▸ The problem:
Output the full listing below exactly.

▸ Stored data:

[Start of section]

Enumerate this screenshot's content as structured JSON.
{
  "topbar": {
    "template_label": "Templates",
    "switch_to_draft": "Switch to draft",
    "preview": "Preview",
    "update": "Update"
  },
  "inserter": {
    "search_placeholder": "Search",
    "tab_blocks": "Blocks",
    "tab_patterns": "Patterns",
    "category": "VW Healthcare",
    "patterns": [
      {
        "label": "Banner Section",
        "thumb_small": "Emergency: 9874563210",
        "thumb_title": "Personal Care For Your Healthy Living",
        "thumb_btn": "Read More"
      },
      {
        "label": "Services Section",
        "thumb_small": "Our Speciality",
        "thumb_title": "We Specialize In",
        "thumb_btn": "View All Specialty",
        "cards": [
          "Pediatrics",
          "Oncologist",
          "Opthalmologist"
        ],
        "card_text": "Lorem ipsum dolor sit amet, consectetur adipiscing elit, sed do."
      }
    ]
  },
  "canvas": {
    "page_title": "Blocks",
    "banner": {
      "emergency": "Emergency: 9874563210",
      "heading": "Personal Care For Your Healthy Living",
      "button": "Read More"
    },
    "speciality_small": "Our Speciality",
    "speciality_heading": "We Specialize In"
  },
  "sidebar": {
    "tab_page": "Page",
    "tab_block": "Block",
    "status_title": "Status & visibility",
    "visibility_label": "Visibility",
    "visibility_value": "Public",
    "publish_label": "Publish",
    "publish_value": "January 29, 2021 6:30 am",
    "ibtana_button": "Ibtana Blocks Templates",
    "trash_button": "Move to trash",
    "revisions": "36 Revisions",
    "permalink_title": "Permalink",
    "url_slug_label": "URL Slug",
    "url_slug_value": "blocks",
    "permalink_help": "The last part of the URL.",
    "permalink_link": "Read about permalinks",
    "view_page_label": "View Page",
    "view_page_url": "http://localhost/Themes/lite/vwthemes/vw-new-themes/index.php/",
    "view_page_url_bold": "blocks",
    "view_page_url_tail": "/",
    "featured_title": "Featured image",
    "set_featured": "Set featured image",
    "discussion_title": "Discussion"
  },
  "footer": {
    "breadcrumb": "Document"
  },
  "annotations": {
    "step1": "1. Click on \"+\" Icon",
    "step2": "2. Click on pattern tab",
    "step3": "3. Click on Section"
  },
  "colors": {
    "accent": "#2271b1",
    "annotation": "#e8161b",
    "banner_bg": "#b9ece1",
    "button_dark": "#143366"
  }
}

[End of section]

▸ Response for this exercise:
Enumerate this screenshot's content as structured JSON.
{
  "topbar": {
    "template_label": "Templates",
    "switch_to_draft": "Switch to draft",
    "preview": "Preview",
    "update": "Update"
  },
  "inserter": {
    "search_placeholder": "Search",
    "tab_blocks": "Blocks",
    "tab_patterns": "Patterns",
    "category": "VW Healthcare",
    "patterns": [
      {
        "label": "Banner Section",
        "thumb_small": "Emergency: 9874563210",
        "thumb_title": "Personal Care For Your Healthy Living",
        "thumb_btn": "Read More"
      },
      {
        "label": "Services Section",
        "thumb_small": "Our Speciality",
        "thumb_title": "We Specialize In",
        "thumb_btn": "View All Specialty",
        "cards": [
          "Pediatrics",
          "Oncologist",
          "Opthalmologist"
        ],
        "card_text": "Lorem ipsum dolor sit amet, consectetur adipiscing elit, sed do."
      }
    ]
  },
  "canvas": {
    "page_title": "Blocks",
    "banner": {
      "emergency": "Emergency: 9874563210",
      "heading": "Personal Care For Your Healthy Living",
      "button": "Read More"
    },
    "speciality_small": "Our Speciality",
    "speciality_heading": "We Specialize In"
  },
  "sidebar": {
    "tab_page": "Page",
    "tab_block": "Block",
    "status_title": "Status & visibility",
    "visibility_label": "Visibility",
    "visibility_value": "Public",
    "publish_label": "Publish",
    "publish_value": "January 29, 2021 6:30 am",
    "ibtana_button": "Ibtana Blocks Templates",
    "trash_button": "Move to trash",
    "revisions": "36 Revisions",
    "permalink_title": "Permalink",
    "url_slug_label": "URL Slug",
    "url_slug_value": "blocks",
    "permalink_help": "The last part of the URL.",
    "permalink_link": "Read about permalinks",
    "view_page_label": "View Page",
    "view_page_url": "http://localhost/Themes/lite/vwthemes/vw-new-themes/index.php/",
    "view_page_url_bold": "blocks",
    "view_page_url_tail": "/",
    "featured_title": "Featured image",
    "set_featured": "Set featured image",
    "discussion_title": "Discussion"
  },
  "footer": {
    "breadcrumb": "Document"
  },
  "annotations": {
    "step1": "1. Click on \"+\" Icon",
    "step2": "2. Click on pattern tab",
    "step3": "3. Click on Section"
  },
  "colors": {
    "accent": "#2271b1",
    "annotation": "#e8161b",
    "banner_bg": "#b9ece1",
    "button_dark": "#143366"
  }
}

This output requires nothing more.